The invoice, Halal slaughter, health, and country of origin certificates must be notarized by the Qatari Embassy or Consulate
in the exporting country. In the absence of a Qatari diplomatic mission, any embassy or consulate of another GCC country
can notarize the certificate. Rejected consignments for health/quality reasons must be returned to the country of origin or
destroyed within maximum of two weeks. Rejected consignments for non-compliance may be re-exported (but not to another
GCC country) or destroyed, normally within two weeks of arrival. This grace period can be extended if extenuating
Health certificates are required for all food products. While agencies such as USDA?s Food Safety Inspection Service
regularly issues health certificates for meat products, obtaining certificates for processed food products such as grocery items
can prove challenging for exporters. In most cases, exporters are able to obtain health certificates from State governments.
Products denied entry due to labeling infractions may later be cleared upon appeal to the Food Control Section of
PHD/NHA, provided the infraction was minor. Labeling infractions deemed serious will result in rejection of a shipment
with little chance of a successful appeal. Serious labeling infractions include label tampering, missing or incorrectly printed
production/expiry dates and dates printed on stickers rather than the original label/packaging.
Appendix I. Government Regulatory Agency Contacts:
Contact name/address Field of specialty
Ms. Wassan Al Baker Food inspection
Manager of Food Safety and Environmental Analysis of imported food
Health products/Food Safety
Supreme Council of Health Committee member
P.O. Box 21266
Tel: (974) 4407-0224
Fax: (974) 4435-3769
Mr. Abdallah S. Al-Khanji Live plants and pesticide
Director, Agricultural Development Dept. import regulations
Ministry of Municipal Affairs and Agriculture
P.O. Box 1966
Tel: (974) 4449-2666 Fax: (974) 4432-2002
Dr. Mohamed Saif Al-Kuwary All standards,
Director General including food
General Organization for Standards and Metrology
Ministry of Economy & Commerce
P.O. Box 23277
Tel: (974) 4440-8651 Fax: (974) 4447-9052
Mr. Mohamed Bin Saif Bin Al Thashal Al Hajri Food & Health affairs
Assistant Manager, Doha Municipality Health Affairs
P.O. Box 16773
Tel: (974) 4447-8075
Fax: (974) 4447-9672
Mr. Ahmad Saad Al-Qahtani Inspection of imported
Head of Port Health and food products food products
Food Control Section
Supreme Council of Health
P.O. Box 5373
Tel: (974) 4407-0211E-mail: firstname.lastname@example.org

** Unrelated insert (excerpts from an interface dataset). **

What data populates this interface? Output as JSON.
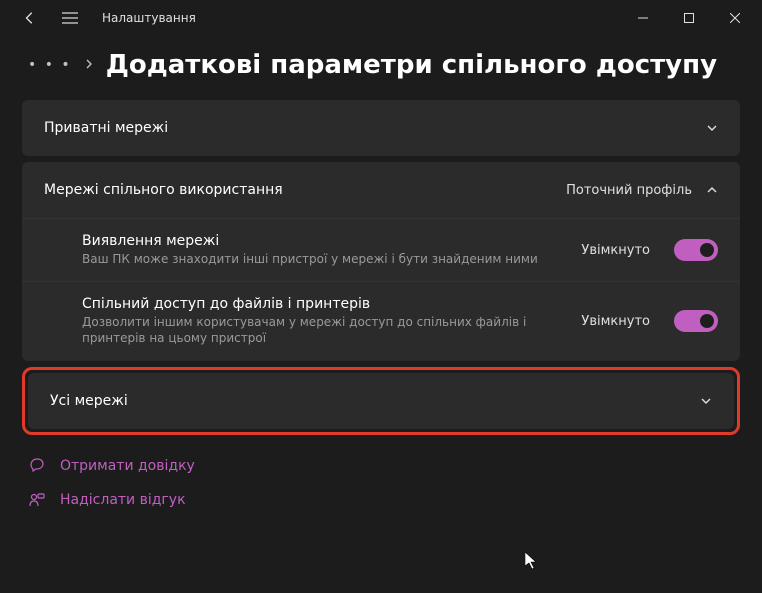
{
  "titlebar": {
    "app_title": "Налаштування"
  },
  "header": {
    "dots": "• • •",
    "page_title": "Додаткові параметри спільного доступу"
  },
  "panels": {
    "private": {
      "label": "Приватні мережі"
    },
    "shared": {
      "label": "Мережі спільного використання",
      "badge": "Поточний профіль",
      "items": [
        {
          "title": "Виявлення мережі",
          "desc": "Ваш ПК може знаходити інші пристрої у мережі і бути знайденим ними",
          "state": "Увімкнуто"
        },
        {
          "title": "Спільний доступ до файлів і принтерів",
          "desc": "Дозволити іншим користувачам у мережі доступ до спільних файлів і принтерів на цьому пристрої",
          "state": "Увімкнуто"
        }
      ]
    },
    "all": {
      "label": "Усі мережі"
    }
  },
  "links": {
    "help": "Отримати довідку",
    "feedback": "Надіслати відгук"
  }
}
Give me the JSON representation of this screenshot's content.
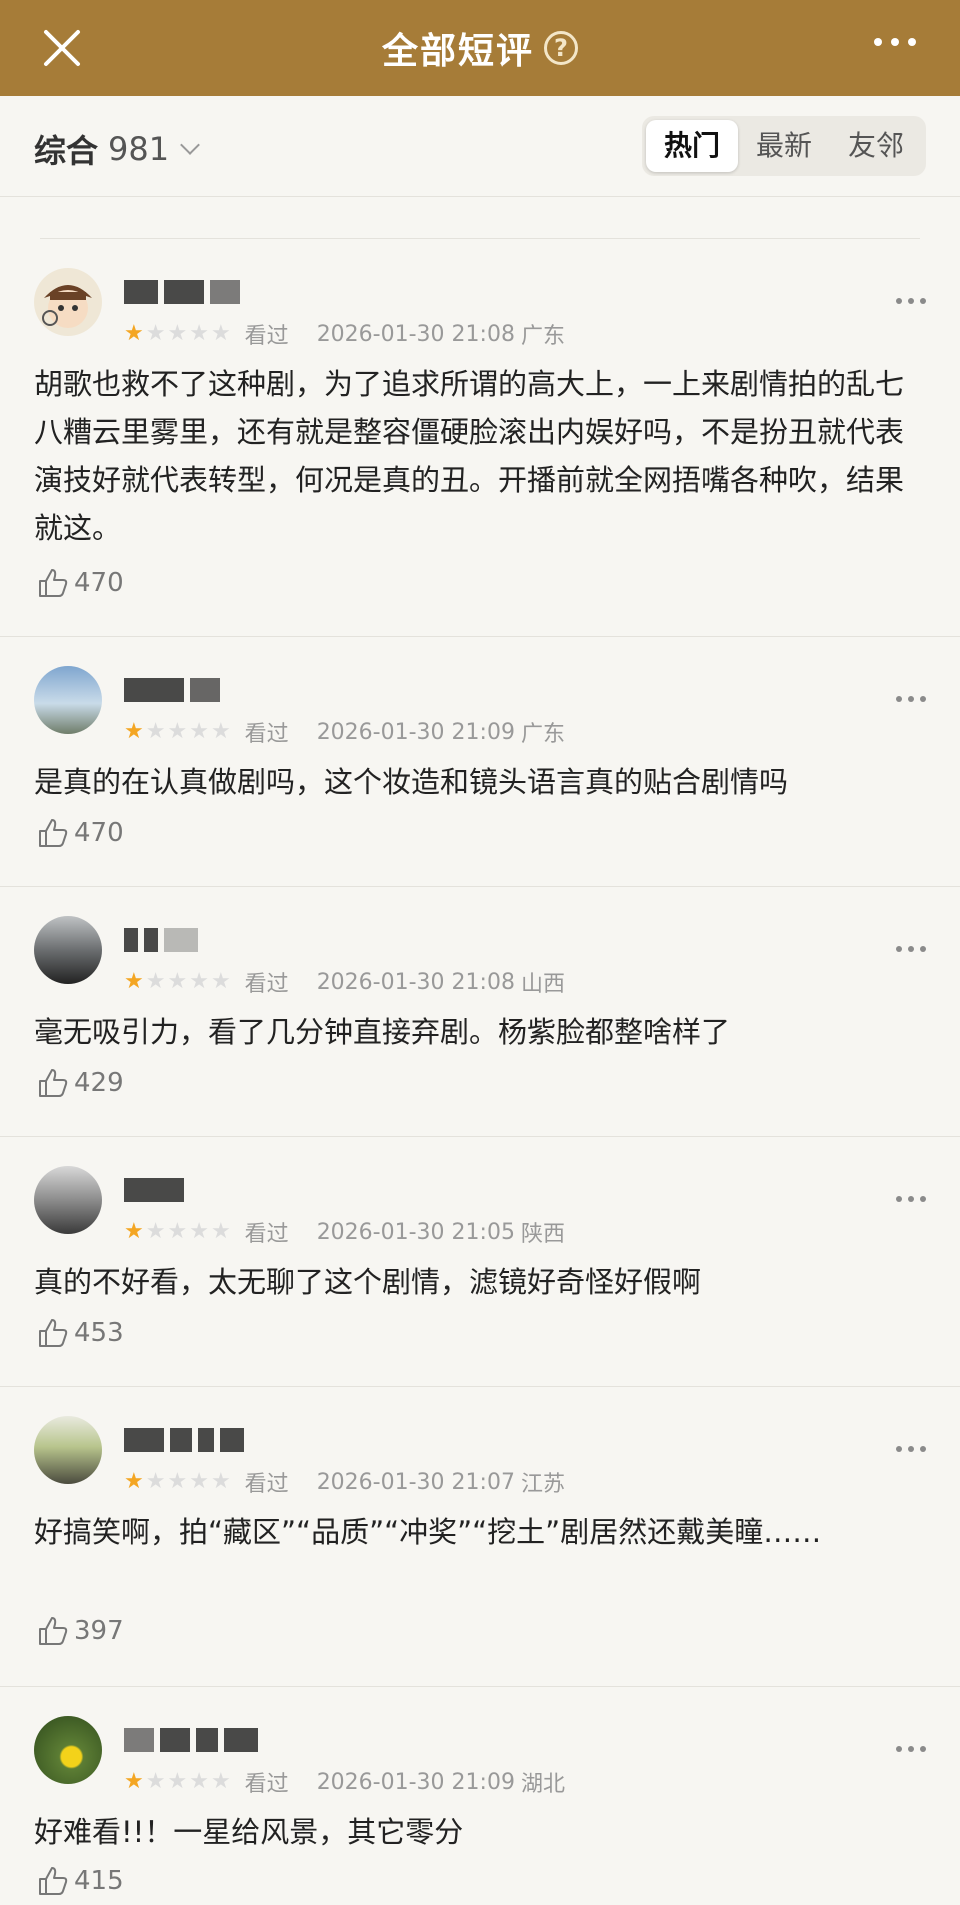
{
  "header": {
    "title": "全部短评",
    "help_icon": "help-circle-icon"
  },
  "filter": {
    "sort_label": "综合",
    "count": "981",
    "tabs": [
      {
        "label": "热门"
      },
      {
        "label": "最新"
      },
      {
        "label": "友邻"
      }
    ],
    "active_tab": "热门"
  },
  "colors": {
    "header_bg": "#a67c38",
    "star_on": "#f4a623",
    "star_off": "#dcdcdc"
  },
  "reviews": [
    {
      "stars": 1,
      "status": "看过",
      "time": "2026-01-30 21:08",
      "location": "广东",
      "text": "胡歌也救不了这种剧，为了追求所谓的高大上，一上来剧情拍的乱七八糟云里雾里，还有就是整容僵硬脸滚出内娱好吗，不是扮丑就代表演技好就代表转型，何况是真的丑。开播前就全网捂嘴各种吹，结果就这。",
      "likes": "470"
    },
    {
      "stars": 1,
      "status": "看过",
      "time": "2026-01-30 21:09",
      "location": "广东",
      "text": "是真的在认真做剧吗，这个妆造和镜头语言真的贴合剧情吗",
      "likes": "470"
    },
    {
      "stars": 1,
      "status": "看过",
      "time": "2026-01-30 21:08",
      "location": "山西",
      "text": "毫无吸引力，看了几分钟直接弃剧。杨紫脸都整啥样了",
      "likes": "429"
    },
    {
      "stars": 1,
      "status": "看过",
      "time": "2026-01-30 21:05",
      "location": "陕西",
      "text": "真的不好看，太无聊了这个剧情，滤镜好奇怪好假啊",
      "likes": "453"
    },
    {
      "stars": 1,
      "status": "看过",
      "time": "2026-01-30 21:07",
      "location": "江苏",
      "text": "好搞笑啊，拍“藏区”“品质”“冲奖”“挖土”剧居然还戴美瞳……",
      "likes": "397"
    },
    {
      "stars": 1,
      "status": "看过",
      "time": "2026-01-30 21:09",
      "location": "湖北",
      "text": "好难看!!！一星给风景，其它零分",
      "likes": "415"
    }
  ]
}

Dr. Qassim Nasser Al-Qahtani
Director, Animal Wealth Department Live animal, animal
Agricultural Development Department genetics and pet
Ministry of Municipal Affairs & Agriculture import regulations
P.O. Box 1966
Tel: (974) 4465-3083/4
Fax: (974) 4466-3163
Mr. Mohammed Al-Saadi Commercial agency
Director, Commercial Affairs Department regulations
Ministry of Economy & Commerce
P.O. Box 22966
Tel: (974) 4443-2103 Fax: (974) 4443-1412
Dr. Mohammed Al Thani Food import regulations
Director of Public Health (Policy)
Ministry of Health
P.O. Box 42
Tel: (974) 4407-0100 Fax:(974) 4442-1063
H.E. Sheikh Abdullah bin Jassim Al-Thani Tariffs and customs
Director General regulations
Customs and Ports Authority
P.O. Box 81
Tel: (974) 4441-4333 Fax: (974) 4441-4959
Dr. Shady S. Abdullah Zeyadah, PhD Food safety issues
Ministry of Municipal Affairs & Agriculture
Tel: (974) 4434-7540 Fax: (974) 4447-9672